At the left of the north entrance to the Student Activities Center is Magnolia x soulangeana, or saucer magnolia. As you may have guessed, the tree gets its name from its flower petals, which can grow as big as saucers. By December, the tree is usually in full bloom, but sometimes it blooms late. When the deciduous tree loses most of its leaves, it has many big, fuzzy buds, each one a future flower.
“This tree is an example of a cross between several different magnolias,” Dollase says. “It was done in France long ago by one of Napoleon’s retired officers. It’s become a tree that is widely, widely planted. If you walk along the Law Building on Young Drive, there’s a long line of these, and when they’re in bloom, they’re absolutely beautiful.”
This is just a tiny selection of the kinds of plants you’ll see if you consult Dollase’s database while walking the campus. For this abbreviated tour we didn’t stray very far south, but there are hundreds of gorgeous plants all over campus, including the grove of tall Mexican fan palms at the entrance to the Semel Institute for Neuroscience and Human Behavior, or the rich array of succulents growing on the second-floor balcony of the John Wooden Center. There, you’ll find such treasures as Agave sisalana, or sisal (the material from which rope and twine are made) and Euphorbia tirucalli (known as Firesticks), a striking plant with tan to red pencil-like branching stems. And there is so much more!
If you’ve been on campus recently, you may have noticed that sprouting up in a number of areas — including around Murphy Hall and in several spots on the Hill — are new landscapes that are quite different from the more prevalent traditional stands of manicured bushes and hedges. Far better adapted to Southern California’s weather, these new plants are waterwise, or drought-tolerant, and need relatively little water.
Which, of course, is what we have here — very little water. In Los Angeles, the average annual rainfall is 14.93 inches. During the past four years, we’ve hovered at less than half that. To top it off, 2014 and 2015 were the hottest years on record. Your standard ornamental plant just can’t cut it here without oceans of water, piped hundreds of miles from Northern California and Colorado.
Brought about by a host of campus entities, the drought-resistant landscapes are part of UCLA’s comprehensive sustainability efforts to, for one thing, bring water use 20 percent below a 1999–2001 baseline by 2020. Results are measurable: For example, replacing 45,500 square feet of turf grass around Murphy Hall is saving more than 3 million gallons of water a year. Picture a football field with water rising nearly eight and a half feet high.

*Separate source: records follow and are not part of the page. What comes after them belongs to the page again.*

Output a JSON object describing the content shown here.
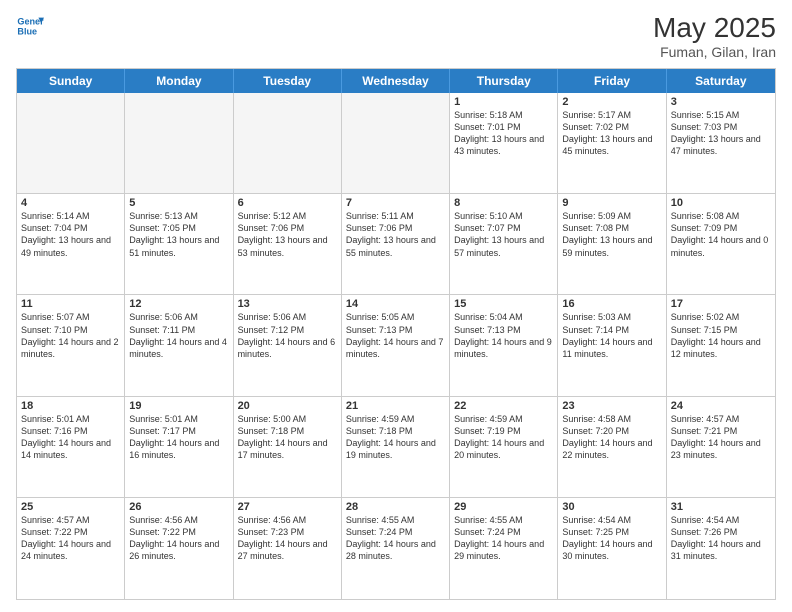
{
  "header": {
    "logo_line1": "General",
    "logo_line2": "Blue",
    "month_year": "May 2025",
    "location": "Fuman, Gilan, Iran"
  },
  "weekdays": [
    "Sunday",
    "Monday",
    "Tuesday",
    "Wednesday",
    "Thursday",
    "Friday",
    "Saturday"
  ],
  "weeks": [
    [
      {
        "day": "",
        "text": "",
        "empty": true
      },
      {
        "day": "",
        "text": "",
        "empty": true
      },
      {
        "day": "",
        "text": "",
        "empty": true
      },
      {
        "day": "",
        "text": "",
        "empty": true
      },
      {
        "day": "1",
        "text": "Sunrise: 5:18 AM\nSunset: 7:01 PM\nDaylight: 13 hours\nand 43 minutes."
      },
      {
        "day": "2",
        "text": "Sunrise: 5:17 AM\nSunset: 7:02 PM\nDaylight: 13 hours\nand 45 minutes."
      },
      {
        "day": "3",
        "text": "Sunrise: 5:15 AM\nSunset: 7:03 PM\nDaylight: 13 hours\nand 47 minutes."
      }
    ],
    [
      {
        "day": "4",
        "text": "Sunrise: 5:14 AM\nSunset: 7:04 PM\nDaylight: 13 hours\nand 49 minutes."
      },
      {
        "day": "5",
        "text": "Sunrise: 5:13 AM\nSunset: 7:05 PM\nDaylight: 13 hours\nand 51 minutes."
      },
      {
        "day": "6",
        "text": "Sunrise: 5:12 AM\nSunset: 7:06 PM\nDaylight: 13 hours\nand 53 minutes."
      },
      {
        "day": "7",
        "text": "Sunrise: 5:11 AM\nSunset: 7:06 PM\nDaylight: 13 hours\nand 55 minutes."
      },
      {
        "day": "8",
        "text": "Sunrise: 5:10 AM\nSunset: 7:07 PM\nDaylight: 13 hours\nand 57 minutes."
      },
      {
        "day": "9",
        "text": "Sunrise: 5:09 AM\nSunset: 7:08 PM\nDaylight: 13 hours\nand 59 minutes."
      },
      {
        "day": "10",
        "text": "Sunrise: 5:08 AM\nSunset: 7:09 PM\nDaylight: 14 hours\nand 0 minutes."
      }
    ],
    [
      {
        "day": "11",
        "text": "Sunrise: 5:07 AM\nSunset: 7:10 PM\nDaylight: 14 hours\nand 2 minutes."
      },
      {
        "day": "12",
        "text": "Sunrise: 5:06 AM\nSunset: 7:11 PM\nDaylight: 14 hours\nand 4 minutes."
      },
      {
        "day": "13",
        "text": "Sunrise: 5:06 AM\nSunset: 7:12 PM\nDaylight: 14 hours\nand 6 minutes."
      },
      {
        "day": "14",
        "text": "Sunrise: 5:05 AM\nSunset: 7:13 PM\nDaylight: 14 hours\nand 7 minutes."
      },
      {
        "day": "15",
        "text": "Sunrise: 5:04 AM\nSunset: 7:13 PM\nDaylight: 14 hours\nand 9 minutes."
      },
      {
        "day": "16",
        "text": "Sunrise: 5:03 AM\nSunset: 7:14 PM\nDaylight: 14 hours\nand 11 minutes."
      },
      {
        "day": "17",
        "text": "Sunrise: 5:02 AM\nSunset: 7:15 PM\nDaylight: 14 hours\nand 12 minutes."
      }
    ],
    [
      {
        "day": "18",
        "text": "Sunrise: 5:01 AM\nSunset: 7:16 PM\nDaylight: 14 hours\nand 14 minutes."
      },
      {
        "day": "19",
        "text": "Sunrise: 5:01 AM\nSunset: 7:17 PM\nDaylight: 14 hours\nand 16 minutes."
      },
      {
        "day": "20",
        "text": "Sunrise: 5:00 AM\nSunset: 7:18 PM\nDaylight: 14 hours\nand 17 minutes."
      },
      {
        "day": "21",
        "text": "Sunrise: 4:59 AM\nSunset: 7:18 PM\nDaylight: 14 hours\nand 19 minutes."
      },
      {
        "day": "22",
        "text": "Sunrise: 4:59 AM\nSunset: 7:19 PM\nDaylight: 14 hours\nand 20 minutes."
      },
      {
        "day": "23",
        "text": "Sunrise: 4:58 AM\nSunset: 7:20 PM\nDaylight: 14 hours\nand 22 minutes."
      },
      {
        "day": "24",
        "text": "Sunrise: 4:57 AM\nSunset: 7:21 PM\nDaylight: 14 hours\nand 23 minutes."
      }
    ],
    [
      {
        "day": "25",
        "text": "Sunrise: 4:57 AM\nSunset: 7:22 PM\nDaylight: 14 hours\nand 24 minutes."
      },
      {
        "day": "26",
        "text": "Sunrise: 4:56 AM\nSunset: 7:22 PM\nDaylight: 14 hours\nand 26 minutes."
      },
      {
        "day": "27",
        "text": "Sunrise: 4:56 AM\nSunset: 7:23 PM\nDaylight: 14 hours\nand 27 minutes."
      },
      {
        "day": "28",
        "text": "Sunrise: 4:55 AM\nSunset: 7:24 PM\nDaylight: 14 hours\nand 28 minutes."
      },
      {
        "day": "29",
        "text": "Sunrise: 4:55 AM\nSunset: 7:24 PM\nDaylight: 14 hours\nand 29 minutes."
      },
      {
        "day": "30",
        "text": "Sunrise: 4:54 AM\nSunset: 7:25 PM\nDaylight: 14 hours\nand 30 minutes."
      },
      {
        "day": "31",
        "text": "Sunrise: 4:54 AM\nSunset: 7:26 PM\nDaylight: 14 hours\nand 31 minutes."
      }
    ]
  ]
}
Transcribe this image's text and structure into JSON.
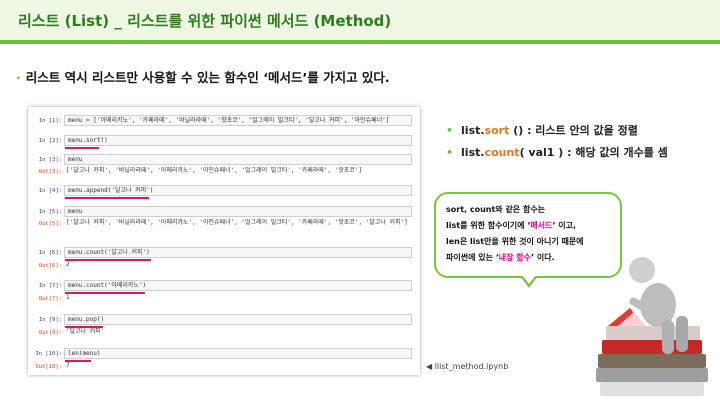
{
  "header": {
    "title": "리스트 (List) _ 리스트를 위한 파이썬 메서드 (Method)"
  },
  "main_bullet": "리스트 역시 리스트만 사용할 수 있는 함수인 ‘메서드’를 가지고 있다.",
  "notebook": {
    "cells": [
      {
        "in": "In [1]:",
        "code": "menu = ['아메리카노', '카페라떼', '바닐라라떼', '핫초코', '얼그레이 밀크티', '달고나 커피', '아인슈페너']"
      },
      {
        "in": "In [2]:",
        "code": "menu.sort()"
      },
      {
        "in": "In [3]:",
        "code": "menu",
        "out_label": "Out[3]:",
        "out": "['달고나 커피', '바닐라라떼', '아메리카노', '아인슈페너', '얼그레이 밀크티', '카페라떼', '핫초코']"
      },
      {
        "in": "In [4]:",
        "code": "menu.append('달고나 커피')"
      },
      {
        "in": "In [5]:",
        "code": "menu",
        "out_label": "Out[5]:",
        "out": "['달고나 커피', '바닐라라떼', '아메리카노', '아인슈페너', '얼그레이 밀크티', '카페라떼', '핫초코', '달고나 커피']"
      },
      {
        "in": "In [6]:",
        "code": "menu.count('달고나 커피')",
        "out_label": "Out[6]:",
        "out": "2"
      },
      {
        "in": "In [7]:",
        "code": "menu.count('아메리카노')",
        "out_label": "Out[7]:",
        "out": "1"
      },
      {
        "in": "In [9]:",
        "code": "menu.pop()",
        "out_label": "Out[9]:",
        "out": "'달고나 커피'"
      },
      {
        "in": "In [10]:",
        "code": "len(menu)",
        "out_label": "Out[10]:",
        "out": "7"
      }
    ]
  },
  "side": {
    "item1_prefix": "list.",
    "item1_method": "sort",
    "item1_rest": " () : 리스트 안의 값을 정렬",
    "item2_prefix": "list.",
    "item2_method": "count",
    "item2_rest": "( val1 ) : 해당 값의 개수를 셈"
  },
  "callout": {
    "line1": "sort, count와 같은 함수는",
    "line2_a": "list를 위한 함수이기에 ‘",
    "line2_b": "메서드",
    "line2_c": "’ 이고,",
    "line3": "len은 list만을 위한 것이 아니기 때문에",
    "line4_a": "파이썬에 있는 ‘",
    "line4_b": "내장 함수",
    "line4_c": "’ 이다."
  },
  "file_label": "◀ llist_method.ipynb",
  "colors": {
    "accent_green": "#6bbf3b",
    "title_green": "#2e7d1b",
    "method_orange": "#e8731a",
    "highlight_pink": "#e4007f",
    "underline": "#d81b60"
  }
}
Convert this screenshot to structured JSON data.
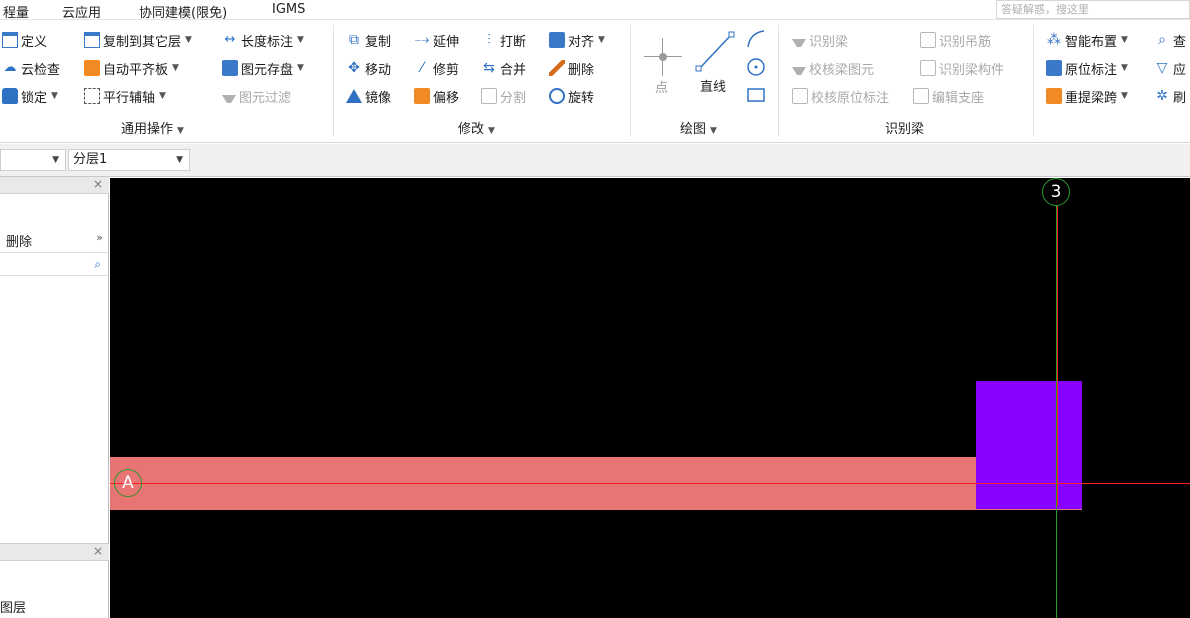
{
  "menubar": {
    "items": [
      "程量",
      "云应用",
      "协同建模(限免)",
      "IGMS"
    ],
    "search_placeholder": "答疑解惑，搜这里"
  },
  "ribbon": {
    "general": {
      "label": "通用操作",
      "buttons": [
        "定义",
        "复制到其它层",
        "长度标注",
        "云检查",
        "自动平齐板",
        "图元存盘",
        "锁定",
        "平行辅轴",
        "图元过滤"
      ]
    },
    "modify": {
      "label": "修改",
      "buttons": [
        "复制",
        "延伸",
        "打断",
        "对齐",
        "移动",
        "修剪",
        "合并",
        "删除",
        "镜像",
        "偏移",
        "分割",
        "旋转"
      ]
    },
    "draw": {
      "label": "绘图",
      "buttons": [
        "点",
        "直线"
      ]
    },
    "identify": {
      "label": "识别梁",
      "buttons": [
        "识别梁",
        "识别吊筋",
        "校核梁图元",
        "识别梁构件",
        "校核原位标注",
        "编辑支座"
      ]
    },
    "beam": {
      "buttons": [
        "智能布置",
        "查",
        "原位标注",
        "应",
        "重提梁跨",
        "刷"
      ]
    }
  },
  "layerbar": {
    "floor_value": "",
    "layer_value": "分层1"
  },
  "left_panel": {
    "delete_label": "删除",
    "bottom_label": "图层"
  },
  "canvas": {
    "axis_a": "A",
    "axis_3": "3"
  },
  "colors": {
    "canvas_bg": "#000000",
    "beam": "#e87474",
    "column": "#8800ff",
    "axis_line_red": "#ff2020",
    "axis_line_green": "#2b9a2b",
    "accent": "#2f72c4"
  }
}
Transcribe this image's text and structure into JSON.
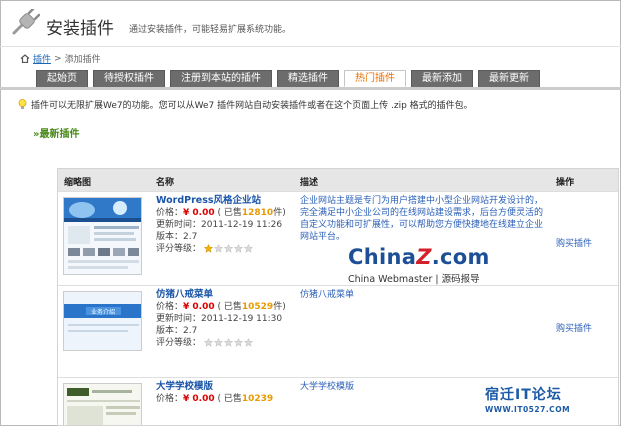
{
  "header": {
    "title": "安装插件",
    "subtitle": "通过安装插件，可能轻易扩展系统功能。"
  },
  "breadcrumb": {
    "home": "插件",
    "separator": ">",
    "current": "添加插件"
  },
  "tabs": [
    {
      "label": "起始页",
      "active": false
    },
    {
      "label": "待授权插件",
      "active": false
    },
    {
      "label": "注册到本站的插件",
      "active": false
    },
    {
      "label": "精选插件",
      "active": false
    },
    {
      "label": "热门插件",
      "active": true
    },
    {
      "label": "最新添加",
      "active": false
    },
    {
      "label": "最新更新",
      "active": false
    }
  ],
  "tip": "插件可以无限扩展We7的功能。您可以从We7 插件网站自动安装插件或者在这个页面上传 .zip 格式的插件包。",
  "section_title": "»最新插件",
  "table": {
    "headers": [
      "缩略图",
      "名称",
      "描述",
      "操作"
    ],
    "rows": [
      {
        "name": "WordPress风格企业站",
        "price_label": "价格：",
        "price": "¥ 0.00",
        "sold_prefix": "( 已售",
        "sold": "12810",
        "sold_suffix": "件)",
        "updated": "更新时间：2011-12-19 11:26",
        "version": "版本：2.7",
        "rating_label": "评分等级：",
        "rating": 1,
        "description": "企业网站主题是专门为用户搭建中小型企业网站开发设计的，完全满足中小企业公司的在线网站建设需求，后台方便灵活的自定义功能和可扩展性，可以帮助您方便快捷地在线建立企业网站平台。",
        "action": "购买插件"
      },
      {
        "name": "仿猪八戒菜单",
        "price_label": "价格：",
        "price": "¥ 0.00",
        "sold_prefix": "( 已售",
        "sold": "10529",
        "sold_suffix": "件)",
        "updated": "更新时间：2011-12-19 11:30",
        "version": "版本：2.7",
        "rating_label": "评分等级：",
        "rating": 0,
        "description": "仿猪八戒菜单",
        "action": "购买插件"
      },
      {
        "name": "大学学校模版",
        "price_label": "价格：",
        "price": "¥ 0.00",
        "sold_prefix": "( 已售",
        "sold": "10239",
        "sold_suffix": "",
        "updated": "",
        "version": "",
        "rating_label": "",
        "rating": 0,
        "description": "大学学校模版",
        "action": ""
      }
    ]
  },
  "watermark_center": {
    "logo_a": "China",
    "logo_z": "Z",
    "logo_b": ".com",
    "line": "China Webmaster | 源码报导"
  },
  "watermark_corner": {
    "text": "宿迁IT论坛",
    "url": "WWW.IT0527.COM"
  },
  "icons": [
    "plug-icon",
    "home-icon",
    "bulb-icon",
    "star-icon"
  ]
}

UCLA supports waterwise plants through such sustainable practices as water-efficient (drip) irrigation and weather-based irrigation controllers. And rather than sending green waste straight to landfills, campus grounds crews chip it and reuse it as mulch for soil health. They also use integrated pest management to control insects, diseases and weeds. Bioswales, or rain gardens, collect precipitation, allowing it to seep into the soil and nourish plants rather than run off onto hard surfaces and be lost to storm drains.
But water conservation isn’t the best thing about these sustainably landscaped areas. Taken together, the trees, shrubs, flowers and succulents make for tapestries of standout color and myriad textures and fragrances, attracting butterflies, birds and other creatures. “These are really demonstration gardens,” says Nurit Katz M.B.A., M.P.P. ’08, chief sustainability officer and executive officer in Facilities Management. “As a public university, we want the campus to be a living laboratory that can be modeled by others.” — Linda Estrin